This retrospective cohort study assessed a single surgeon’s outcomes before and after the routine administration of intralesional triamcinolone following microsurgical removal of benign vocal fold lesions (polyps, nodules and cysts). A total of 211 patients were recruited for the study. Of these, 127 patients were treated with surgery alone and 84 were treated with surgery and an immediate injection of 0.5ml triamcinolone acetonide (10mg/ml) into Reinke’s space.
No significant differences were noted in the improvement of voice outcomes between the two groups, as assessed by parameters including GRBAS, VHI score and maximum phonation time. It was however reported that videostroboscopic examination at three months after surgery showed that recurrence was significantly higher in the group treated with surgery alone (24% vs 9%, p = 0.014), correlating with a similar rate of ‘persistent dysphonia’ (30% vs 11%).

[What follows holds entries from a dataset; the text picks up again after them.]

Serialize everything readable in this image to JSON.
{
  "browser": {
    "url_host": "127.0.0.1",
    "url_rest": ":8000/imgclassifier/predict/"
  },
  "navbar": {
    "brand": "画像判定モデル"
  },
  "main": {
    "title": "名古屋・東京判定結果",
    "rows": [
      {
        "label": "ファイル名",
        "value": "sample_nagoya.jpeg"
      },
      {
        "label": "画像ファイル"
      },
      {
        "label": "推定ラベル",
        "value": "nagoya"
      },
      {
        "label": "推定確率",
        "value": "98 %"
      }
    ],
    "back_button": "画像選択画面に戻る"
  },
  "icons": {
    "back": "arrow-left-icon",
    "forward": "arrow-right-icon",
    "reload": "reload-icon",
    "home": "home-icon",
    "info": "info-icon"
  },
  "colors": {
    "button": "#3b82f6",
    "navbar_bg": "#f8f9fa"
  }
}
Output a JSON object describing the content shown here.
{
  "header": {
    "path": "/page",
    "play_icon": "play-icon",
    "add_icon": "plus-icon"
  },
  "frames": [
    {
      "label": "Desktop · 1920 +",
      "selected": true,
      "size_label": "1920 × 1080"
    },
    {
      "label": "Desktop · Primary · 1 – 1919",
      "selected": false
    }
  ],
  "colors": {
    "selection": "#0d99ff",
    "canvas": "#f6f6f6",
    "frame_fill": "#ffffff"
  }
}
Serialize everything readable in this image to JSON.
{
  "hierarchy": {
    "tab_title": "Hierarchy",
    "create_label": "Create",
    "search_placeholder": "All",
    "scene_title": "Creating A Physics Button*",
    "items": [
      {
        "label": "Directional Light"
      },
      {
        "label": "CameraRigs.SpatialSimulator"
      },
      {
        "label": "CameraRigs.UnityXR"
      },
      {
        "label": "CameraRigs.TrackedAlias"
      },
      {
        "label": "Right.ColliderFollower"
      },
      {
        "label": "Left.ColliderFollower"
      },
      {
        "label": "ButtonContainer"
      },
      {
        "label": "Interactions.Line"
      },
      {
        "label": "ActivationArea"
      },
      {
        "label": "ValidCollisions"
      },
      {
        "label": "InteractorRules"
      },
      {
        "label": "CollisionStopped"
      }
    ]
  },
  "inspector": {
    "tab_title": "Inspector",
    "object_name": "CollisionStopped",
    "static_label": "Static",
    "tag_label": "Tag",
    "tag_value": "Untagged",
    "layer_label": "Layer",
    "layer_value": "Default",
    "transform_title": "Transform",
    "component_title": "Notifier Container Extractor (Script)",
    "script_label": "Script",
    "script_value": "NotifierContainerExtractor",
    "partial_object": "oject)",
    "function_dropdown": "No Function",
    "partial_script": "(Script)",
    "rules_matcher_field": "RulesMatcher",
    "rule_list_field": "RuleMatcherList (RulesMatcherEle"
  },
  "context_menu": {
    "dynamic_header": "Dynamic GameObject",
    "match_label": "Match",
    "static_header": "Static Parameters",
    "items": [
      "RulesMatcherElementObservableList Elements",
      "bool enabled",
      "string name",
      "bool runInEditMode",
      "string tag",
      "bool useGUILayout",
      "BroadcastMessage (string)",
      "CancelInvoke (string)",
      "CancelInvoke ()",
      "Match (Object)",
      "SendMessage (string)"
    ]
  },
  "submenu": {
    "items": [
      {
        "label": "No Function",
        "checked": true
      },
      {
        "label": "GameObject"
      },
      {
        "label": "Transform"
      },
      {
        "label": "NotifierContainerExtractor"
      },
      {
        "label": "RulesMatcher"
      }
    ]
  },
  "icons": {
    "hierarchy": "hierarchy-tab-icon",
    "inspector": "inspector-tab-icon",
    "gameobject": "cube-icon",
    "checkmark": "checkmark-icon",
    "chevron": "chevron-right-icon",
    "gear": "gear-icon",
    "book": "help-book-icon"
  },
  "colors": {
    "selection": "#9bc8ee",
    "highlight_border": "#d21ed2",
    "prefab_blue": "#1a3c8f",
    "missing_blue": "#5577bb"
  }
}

Vocal atrophy at two weeks was noted in 16% of patients treated with surgery and steroids (0% for surgery alone); this improved to 2% at two months’ postoperatively. Multivariate analysis suggested that patients over 50 and patients whose preoperative dysphonia was longer than six months were more likely to have persistent dysphonia postoperatively. Overall, the retrospective nature of this study, the lack of assessor blinding and the similarity in objective measures of voice outcomes between the two study groups mean that insufficient evidence has been provided to recommend routine intralesional steroid injections following microsurgical excision of benign vocal fold lesions. Nevertheless, it would seem reasonable to consider using adjunctive intralesional steroids for patients with recurrent pathology. As acknowledged by the authors, a prospective randomised controlled trial is required to assess more rigorously the efficacy and safety of adjunctive steroid injections following laryngeal microsurgery.